A Charleston landmark first built to preserve state records reopens Saturday to present its history.
The new South Carolina Historical Society Museum highlights many of the most interesting artifacts, maps and other documents the society has amassed since its founding in 1855.
The items range from one of Charleston's first highway markers to Francis Marion's powder horn to the Rev. Archibald Stobo's 1658 King James Bible that survived a 1700 shipwreck.
There's also a $600 life insurance policy that Thomas P. Allen took out on Sabrina, his 24-year-old slave.
The museum also features the building itself, a National Historic Landmark that has undergone its most ambitious renovation since it opened in 1826. Considered the nation's oldest building of fireproof construction, the $6.8 million makeover gave it a new elevator and a new entrance on the ground level facing Washington Square.
But the interior is what has changed the most.
The museum — the most recent addition to the city's Museum Mile — now occupies all of the second floor, where six galleries offer up personal stories relevant to the state's founding, its expansion, its role the Revolutionary War, antebellum life, the Civil War and the modern era.
The story of South Carolina
The new exhibits were assembled from the society's vast collection, which was moved permanently to the College of Charleston's Addlestone Library.
Society Director Faye Jensen said that move will better protect the materials while allowing more public use of the Fireproof Building, which was visited by only a handful of people each day when it was the main archive.
"The biggest challenge was finding what out of our 2 million items to display," she said. "We tried to use our collection to tell personal stories as much as we can."
One exhibit includes the "commonplace book" of Julia Amanda Bacot Huger (1825-1905), who filled it with clippings, her artwork and poetry.
"Women's history really comes out in this," Jensen said, adding the exhibits also reflect a concerted effort to tell stories from all corners of the state.
African-American history looms large, too. While slaves were freed after the Civil War, one exhibit details how any freedmen who disregarded their contract with a landowner could be arrested and put to work on public roads.
While free, Jensen noted, "they were still tied to the land."
Several exhibits have high-tech touches, such as large screens that let a visitor scroll through different historical figures and different parts of the state. These screens also will make it possible for the society to incorporate new documents and stories as it sees fit.

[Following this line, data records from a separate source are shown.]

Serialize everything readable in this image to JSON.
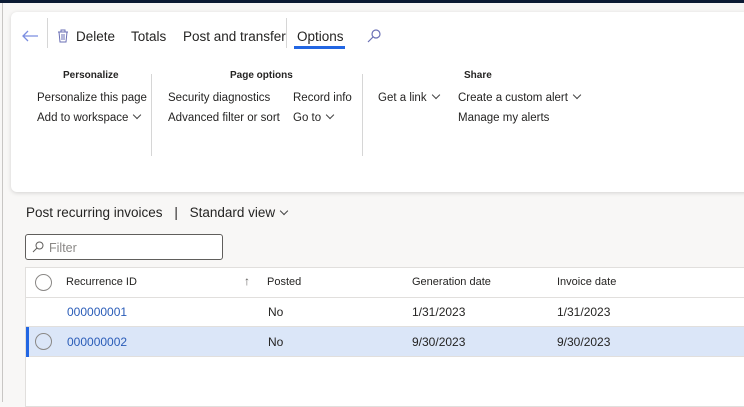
{
  "toolbar": {
    "delete": "Delete",
    "totals": "Totals",
    "post_transfer": "Post and transfer",
    "options": "Options"
  },
  "ribbon": {
    "personalize": {
      "title": "Personalize",
      "items": [
        "Personalize this page",
        "Add to workspace"
      ]
    },
    "page_options": {
      "title": "Page options",
      "items": [
        "Security diagnostics",
        "Advanced filter or sort",
        "Record info",
        "Go to"
      ]
    },
    "share": {
      "title": "Share",
      "items": [
        "Get a link",
        "Create a custom alert",
        "Manage my alerts"
      ]
    }
  },
  "page": {
    "title": "Post recurring invoices",
    "separator": "|",
    "view": "Standard view"
  },
  "filter": {
    "placeholder": "Filter"
  },
  "grid": {
    "columns": [
      "Recurrence ID",
      "Posted",
      "Generation date",
      "Invoice date"
    ],
    "rows": [
      {
        "id": "000000001",
        "posted": "No",
        "gen": "1/31/2023",
        "inv": "1/31/2023"
      },
      {
        "id": "000000002",
        "posted": "No",
        "gen": "9/30/2023",
        "inv": "9/30/2023"
      }
    ]
  },
  "colors": {
    "accent": "#2266e3",
    "selected": "#dbe6f8",
    "link": "#2a5cb8"
  }
}
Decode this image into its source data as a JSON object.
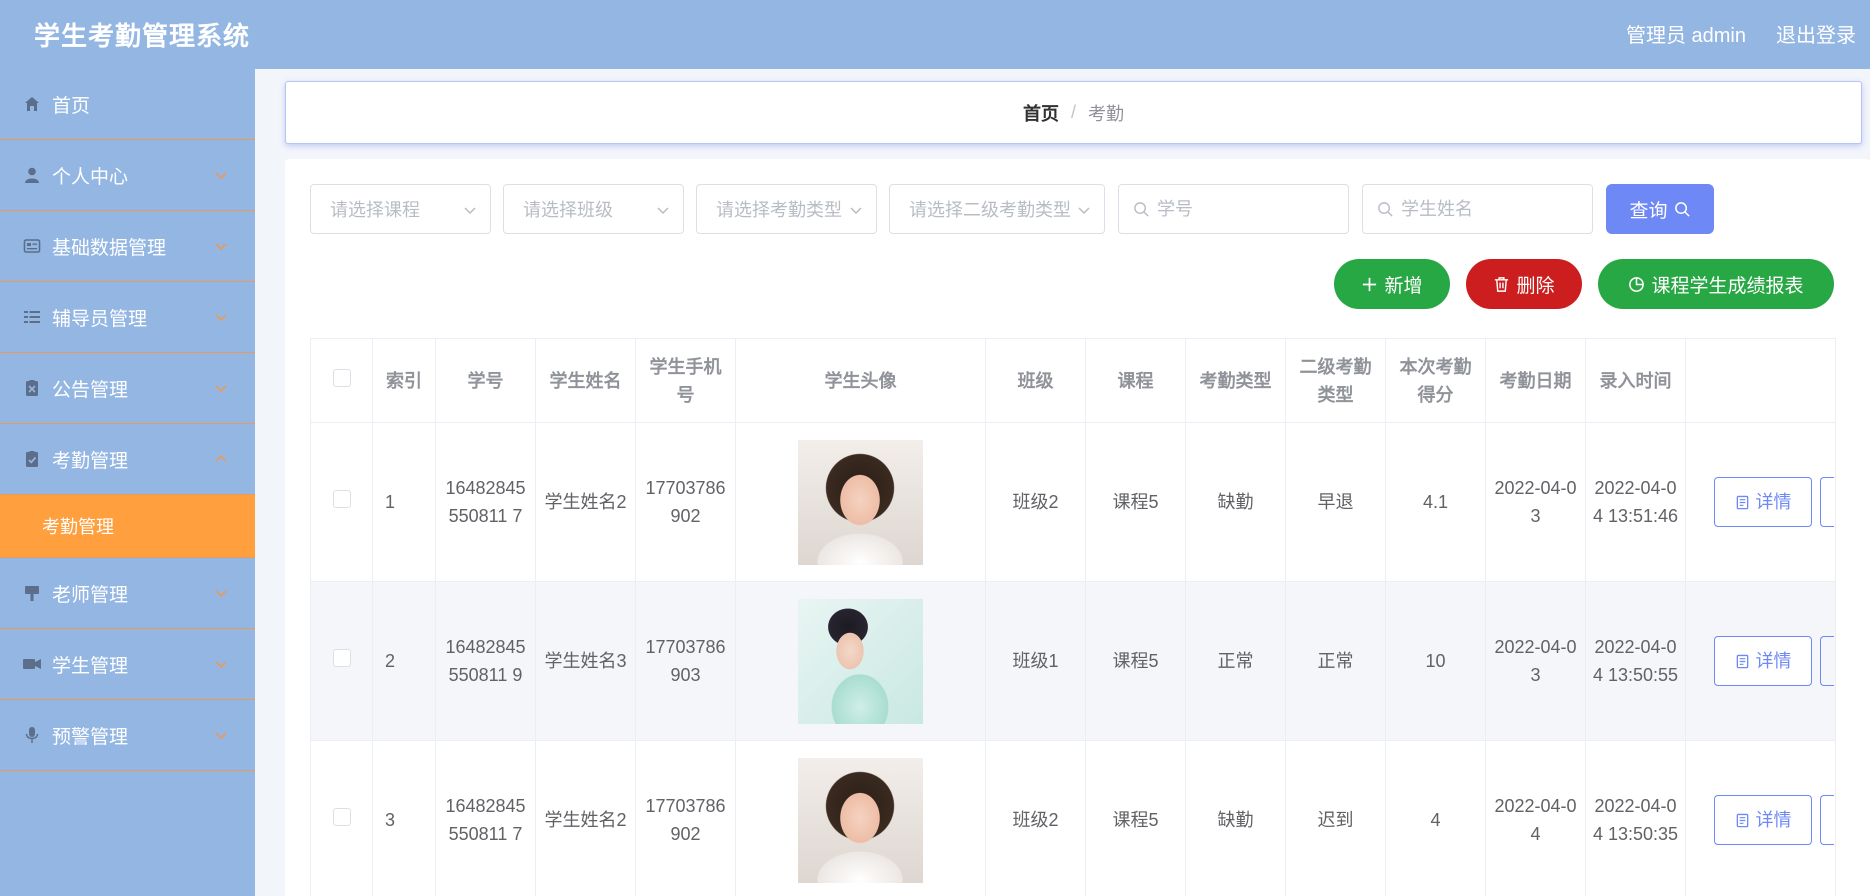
{
  "header": {
    "title": "学生考勤管理系统",
    "user_label": "管理员 admin",
    "logout_label": "退出登录"
  },
  "sidebar": {
    "items": [
      {
        "label": "首页",
        "icon": "home-icon"
      },
      {
        "label": "个人中心",
        "icon": "user-icon"
      },
      {
        "label": "基础数据管理",
        "icon": "id-card-icon"
      },
      {
        "label": "辅导员管理",
        "icon": "list-icon"
      },
      {
        "label": "公告管理",
        "icon": "notice-icon"
      },
      {
        "label": "考勤管理",
        "icon": "attendance-icon",
        "expanded": true,
        "children": [
          {
            "label": "考勤管理",
            "active": true
          }
        ]
      },
      {
        "label": "老师管理",
        "icon": "teacher-icon"
      },
      {
        "label": "学生管理",
        "icon": "student-icon"
      },
      {
        "label": "预警管理",
        "icon": "microphone-icon"
      }
    ],
    "active_color": "#ff9f3d",
    "bg_color": "#93b6e3"
  },
  "breadcrumb": {
    "home": "首页",
    "separator": "/",
    "current": "考勤"
  },
  "filters": {
    "course_placeholder": "请选择课程",
    "class_placeholder": "请选择班级",
    "type_placeholder": "请选择考勤类型",
    "subtype_placeholder": "请选择二级考勤类型",
    "student_no_placeholder": "学号",
    "student_name_placeholder": "学生姓名",
    "query_label": "查询"
  },
  "actions": {
    "add_label": "新增",
    "delete_label": "删除",
    "report_label": "课程学生成绩报表"
  },
  "table": {
    "columns": [
      "索引",
      "学号",
      "学生姓名",
      "学生手机号",
      "学生头像",
      "班级",
      "课程",
      "考勤类型",
      "二级考勤类型",
      "本次考勤得分",
      "考勤日期",
      "录入时间"
    ],
    "rows": [
      {
        "index": "1",
        "student_no": "16482845550811 7",
        "name": "学生姓名2",
        "phone": "17703786902",
        "class": "班级2",
        "course": "课程5",
        "type": "缺勤",
        "subtype": "早退",
        "score": "4.1",
        "date": "2022-04-03",
        "created": "2022-04-04 13:51:46",
        "detail": "详情"
      },
      {
        "index": "2",
        "student_no": "16482845550811 9",
        "name": "学生姓名3",
        "phone": "17703786903",
        "class": "班级1",
        "course": "课程5",
        "type": "正常",
        "subtype": "正常",
        "score": "10",
        "date": "2022-04-03",
        "created": "2022-04-04 13:50:55",
        "detail": "详情"
      },
      {
        "index": "3",
        "student_no": "16482845550811 7",
        "name": "学生姓名2",
        "phone": "17703786902",
        "class": "班级2",
        "course": "课程5",
        "type": "缺勤",
        "subtype": "迟到",
        "score": "4",
        "date": "2022-04-04",
        "created": "2022-04-04 13:50:35",
        "detail": "详情"
      }
    ]
  },
  "colors": {
    "primary": "#6e88f5",
    "success": "#28a745",
    "danger": "#cc1e1e"
  }
}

With only about 3,000 square feet, this is smaller than most museums. "The interactives help a lot," Jensen said. "They allow us to explore topics without taking up a lot of space."
A small theater room serves up a repeating, seven-minute-long feature on the Charleston Renaissance, the influential period between the two World Wars in which art, culture and historic preservation began to flower here.
Heather Reed, a historian who recently worked at the Taylor County History Center in western Texas, was hired as the museum's first director.
"What fascinates me is how people interact with history, how they experience what is happening around them," she said, adding she is particularly struck by a journal entry from 1886 where the Charleston author notes that an earthquake is happening. It survives as a sort of social media post a century before social media was a thing.
"If there’s an earthquake that’s happening, the last thing I would do is keep writing in my diary," Reed said. "That, to me, was just an average person taking time to record history, and I think that’s something the public will identify with more. These are average people. They’re part of history as well."
Building as a museum
Two hallways also tell the story of the building itself, as well as its architect, Robert Mills, a Charleston native who learned about architecture under James Hoban, who designed the White House.
Mills would go on to design two Washington landmarks himself, including the U.S. Treasury building next door to the White House, and the Washington Monument.
The museum's new tribute to Mills includes biographical information on him, the story of the Fireproof Building and an image of his original, fussier design for the Washington Monument.
Before he left for Washington, Mills designed several significant buildings here, including First Baptist Church. But the Fireproof Building might be his most monumental work in the city. When it first opened its doors in December 1826, the city already had suffered three major fires that charred buildings for several blocks.
Today, much of Mills' Fireproof Building remains the same: There's little exposed wood, and even its window sashes are made of metal. Its 947,000 bricks are largely covered by stucco and plaster. Its abundant and large windows were originally intended to minimize the need for candlelight.
Even before opening, the project won recognition from Architectural Digest, The Los Angeles Times and the Historic Charleston Foundation.
The recent renovation, overseen by architect Glenn Keyes and done by contractor Richard Marks, keeps the building much as it was, except changing its main entrance from the second floor platform off Chalmers Street to the ground level off Washington Park. That will make the building more accessible, as will a new elevator inserted into one of its interior vaults.
After the museum opens, Reed said the society will work to find the right balance between holding special events, devising new strategies to manage exhibits and collections, and supporting educational outreach.
The goal is not to maximize traditional tours but to ensure the building becomes a versatile and vibrant place.
"The biggest challenge moving forward will be sitting back and letting the public tell us what they want us to be," Reed said. "We know what we want to do as history buffs, but as we go into our first year, we don’t know how the public wants us to do. This will be a learning year in a really exciting way.”